Of course we know that God loves because he IS love, but then again, if he is eternal in this way, then there was never a time when he was not like that anyway. It’s an eternal mystery - I mean, we can’t really understand it without understanding eternity.

And, I believe, that’s something we have to have a taste of. Eternal life, and all.


I’m amazed by the questions your asking Michael. These are the sort of questions that keep me up at night sometimes. :slight_smile:

My experiences with God definitely lead me to believe that the entire time/space/person-hood concept is based on our perception of physical reality as we presently operate in it. I hate to play the “incomprehensible to humans” card but really, I do think that’s exactly what we’re coming up against here.

Referring to God as a “He” and saying that He has plans for us etc - all that is solely for the purpose of edifying our understanding as we exist here in this plane. God experiences time/space/person-hood through us and outside of time/space there is no linear thought processes or person-hood as we now understand it. The idea of the Spirit of God being the “Breath of life” is the idea which shows how God experiences time/space through human consciousness.

Plus - this entire universe is only one tiny fraction of an infinity of other “things” “done” by God in other dimensions which have nothing to do with time/space. A lot of people ask “Why did God wait till a certain time to create the universe” and, of course, this is not even a valid question if we understand that time has nothing to do with it.


No linear thought processes doesn’t necessarily mean no thoughts (much less no “feeling,” “knowledge,” or “will.”)

Also, if experiential, phenomenal, or psychological time is the only time that exists outside creation (and without the laws of physics), there could be a thought process.

It could even be sequential (giving this “quasi-time” length, but no particular length–to quote Zimmerman), but the sequence wouldn’t necessarily be infinite (and whatever sequence there was, whatever length there was, would be all the “time” there was.)

That seems to be the view of so-called “Divine temporalists” like Zimmerman, and their pre-creation temporality is not an infinity of time as we know it this side of creation (in the time/space continuum, with active laws of physcs.)

P.S. Whether there’s a sequential thought process or not, I don’t see why there couldn’t be personhood (if the essential qualities of personhood are feeling, knowing, and willing.)


I have this notion that we cannot fully comprehend anything which is outside of our three dimensional world. Even in the Zimmerman interview I had the distinct impression that he was on the verge of breaking out into laughter at any second and saying “I don’t even know what the heck I’m talking about!”. But that’s all a part of the awe of transcendence.

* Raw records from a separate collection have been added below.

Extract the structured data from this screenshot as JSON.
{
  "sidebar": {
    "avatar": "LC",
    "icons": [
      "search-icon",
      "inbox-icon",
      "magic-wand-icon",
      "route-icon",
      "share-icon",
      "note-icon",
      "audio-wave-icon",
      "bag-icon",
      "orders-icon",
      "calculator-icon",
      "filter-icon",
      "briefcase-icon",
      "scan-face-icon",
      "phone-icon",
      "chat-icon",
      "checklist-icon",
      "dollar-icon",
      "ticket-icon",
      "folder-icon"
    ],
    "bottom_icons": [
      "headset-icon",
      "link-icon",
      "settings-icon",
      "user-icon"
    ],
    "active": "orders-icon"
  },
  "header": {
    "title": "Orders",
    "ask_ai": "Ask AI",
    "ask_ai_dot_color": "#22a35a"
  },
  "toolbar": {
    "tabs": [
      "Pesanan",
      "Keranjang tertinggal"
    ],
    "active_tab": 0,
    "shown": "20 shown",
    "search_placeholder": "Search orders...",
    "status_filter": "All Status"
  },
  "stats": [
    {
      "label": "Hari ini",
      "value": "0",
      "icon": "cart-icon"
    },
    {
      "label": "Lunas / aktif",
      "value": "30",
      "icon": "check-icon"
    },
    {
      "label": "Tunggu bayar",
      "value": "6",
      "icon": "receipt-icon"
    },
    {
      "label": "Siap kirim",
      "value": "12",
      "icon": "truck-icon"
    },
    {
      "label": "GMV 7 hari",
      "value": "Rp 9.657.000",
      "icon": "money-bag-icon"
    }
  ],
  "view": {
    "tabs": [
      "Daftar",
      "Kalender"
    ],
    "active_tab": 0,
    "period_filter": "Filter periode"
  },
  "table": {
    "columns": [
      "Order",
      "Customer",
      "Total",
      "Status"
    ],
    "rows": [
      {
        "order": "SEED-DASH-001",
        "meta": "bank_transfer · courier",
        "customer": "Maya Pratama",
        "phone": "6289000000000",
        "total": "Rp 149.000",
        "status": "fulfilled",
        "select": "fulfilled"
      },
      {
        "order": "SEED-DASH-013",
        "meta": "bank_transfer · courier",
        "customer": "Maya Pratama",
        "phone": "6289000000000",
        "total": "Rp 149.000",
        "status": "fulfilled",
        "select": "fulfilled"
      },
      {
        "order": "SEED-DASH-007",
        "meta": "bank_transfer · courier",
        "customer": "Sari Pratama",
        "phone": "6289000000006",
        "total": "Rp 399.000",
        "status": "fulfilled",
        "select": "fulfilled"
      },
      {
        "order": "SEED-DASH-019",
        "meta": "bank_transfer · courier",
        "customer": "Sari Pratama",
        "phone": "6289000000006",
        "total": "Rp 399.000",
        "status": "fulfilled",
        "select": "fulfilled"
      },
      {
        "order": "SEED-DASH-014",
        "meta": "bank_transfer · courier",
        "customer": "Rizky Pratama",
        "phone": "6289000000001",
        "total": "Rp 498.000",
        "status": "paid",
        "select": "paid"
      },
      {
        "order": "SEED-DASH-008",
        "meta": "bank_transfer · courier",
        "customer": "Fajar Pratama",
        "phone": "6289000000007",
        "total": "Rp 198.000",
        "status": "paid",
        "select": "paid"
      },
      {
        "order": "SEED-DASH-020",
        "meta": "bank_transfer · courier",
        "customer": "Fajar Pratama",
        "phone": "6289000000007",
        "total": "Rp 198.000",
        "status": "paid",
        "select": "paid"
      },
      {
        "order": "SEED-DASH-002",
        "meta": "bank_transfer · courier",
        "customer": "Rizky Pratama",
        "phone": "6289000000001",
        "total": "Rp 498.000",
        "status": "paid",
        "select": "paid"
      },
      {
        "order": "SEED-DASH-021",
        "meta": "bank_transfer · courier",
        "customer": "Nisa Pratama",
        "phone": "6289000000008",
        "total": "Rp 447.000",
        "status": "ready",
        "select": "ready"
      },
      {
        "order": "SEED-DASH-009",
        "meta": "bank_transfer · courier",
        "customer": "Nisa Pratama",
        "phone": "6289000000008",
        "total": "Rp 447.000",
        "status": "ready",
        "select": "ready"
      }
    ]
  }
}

Obviously God is the super-intellect in this universe although deism sprang (in part) from observing the apparent disinterest God has toward intervening in the details of this universe EXCEPT through human consciousness.

Kudos to you for reaching into this deep thought process. It’s a noble endeavor for sure. I do think the musings about a different kind of “time” which exists as and resides within an infinite super-consciousness is as close as we may get at this point.

I also think the answer to your question is “yes” - it’s both.


There’s nothing noble about it, but there are times when we all question our faith (and at such times it’s sometimes necessary to delve into things you’ve comfotably shelved in the past.)

I wish to God I still had other, more important things to do.